At Cranstoun, we’re always looking for new ways to support people who use drugs and bringing innovations from across the globe to improve what we can offer to communities in the UK and Ireland. We’d been thinking for some time about what we can do more of to support some of the people at higher risk of drug-related harm, especially those who use drugs alone and are maybe at higher risk of overdose.
That’s why we’ve developed BuddyUp – a new app which will work across the country, no matter who the local drug and alcohol support provider is. We’re going to be launching imminently and we’re currently on the search for volunteers. It’s a simple premise – people can download the app and have access to a Cranstoun volunteer at the other end of a free phone line. That volunteer would be able to activate an emergency plan that they had setup with the app user so that they could access physical support. This could be accessing their location to send help from an emergency contact, which could be a friend, family member or the ambulance service – it’s always on their terms. The app user can work with our volunteers to easily set up their own emergency plan which can be triggered should they become unresponsive. A similar app was developed by the Brave Co-op in Canada, who we’ve been working closely with in producing our new piece of technology.

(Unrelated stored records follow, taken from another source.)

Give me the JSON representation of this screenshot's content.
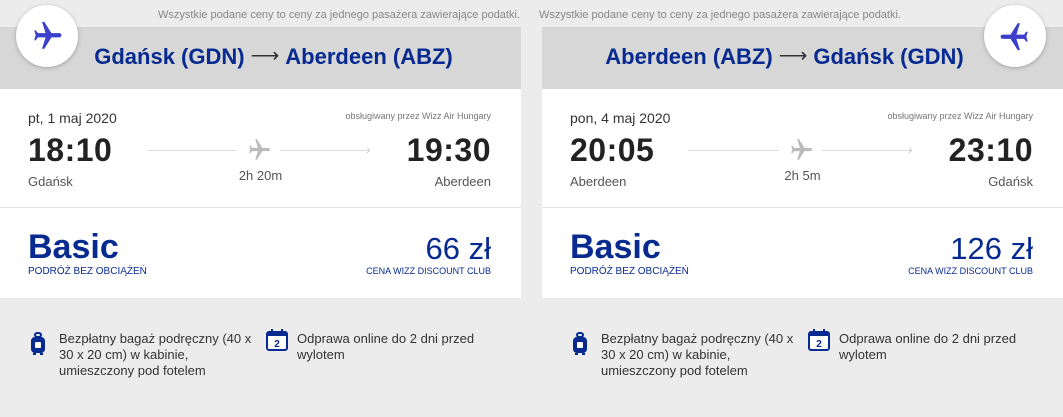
{
  "outbound": {
    "notice": "Wszystkie podane ceny to ceny za jednego pasażera zawierające podatki.",
    "origin": "Gdańsk (GDN)",
    "destination": "Aberdeen (ABZ)",
    "date": "pt, 1 maj 2020",
    "operator": "obsługiwany przez Wizz Air Hungary",
    "departure_time": "18:10",
    "arrival_time": "19:30",
    "departure_city": "Gdańsk",
    "arrival_city": "Aberdeen",
    "duration": "2h 20m",
    "fare_name": "Basic",
    "fare_subtitle": "PODRÓŻ BEZ OBCIĄŻEŃ",
    "price": "66 zł",
    "price_subtitle": "CENA WIZZ DISCOUNT CLUB",
    "feature_bag": "Bezpłatny bagaż podręczny (40 x 30 x 20 cm) w kabinie, umieszczony pod fotelem",
    "feature_checkin": "Odprawa online do 2 dni przed wylotem",
    "calendar_number": "2"
  },
  "return": {
    "notice": "Wszystkie podane ceny to ceny za jednego pasażera zawierające podatki.",
    "origin": "Aberdeen (ABZ)",
    "destination": "Gdańsk (GDN)",
    "date": "pon, 4 maj 2020",
    "operator": "obsługiwany przez Wizz Air Hungary",
    "departure_time": "20:05",
    "arrival_time": "23:10",
    "departure_city": "Aberdeen",
    "arrival_city": "Gdańsk",
    "duration": "2h 5m",
    "fare_name": "Basic",
    "fare_subtitle": "PODRÓŻ BEZ OBCIĄŻEŃ",
    "price": "126 zł",
    "price_subtitle": "CENA WIZZ DISCOUNT CLUB",
    "feature_bag": "Bezpłatny bagaż podręczny (40 x 30 x 20 cm) w kabinie, umieszczony pod fotelem",
    "feature_checkin": "Odprawa online do 2 dni przed wylotem",
    "calendar_number": "2"
  },
  "icons": {
    "plane": "plane-icon",
    "bag": "cabin-bag-icon",
    "calendar": "calendar-icon"
  },
  "colors": {
    "brand_blue": "#062a90",
    "circle_plane": "#3b3fc9",
    "band_gray": "#d7d7d7",
    "page_gray": "#ececec"
  }
}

We’re well underway in looking for volunteers to be supporters and life savers by being on standby to help prevent overdose and potentially death. Initially we’re looking for volunteers based on four hours spent logged into the app per week, with full training, equipment and aftercare offered. This would be a really great opportunity for anybody wanting to play a part in saving lives and preventing drug-related deaths. We also anticipate it would stand our volunteers in good stead for careers in our sector and others.
More on the BuddyUp app at cranstoun.org/buddyup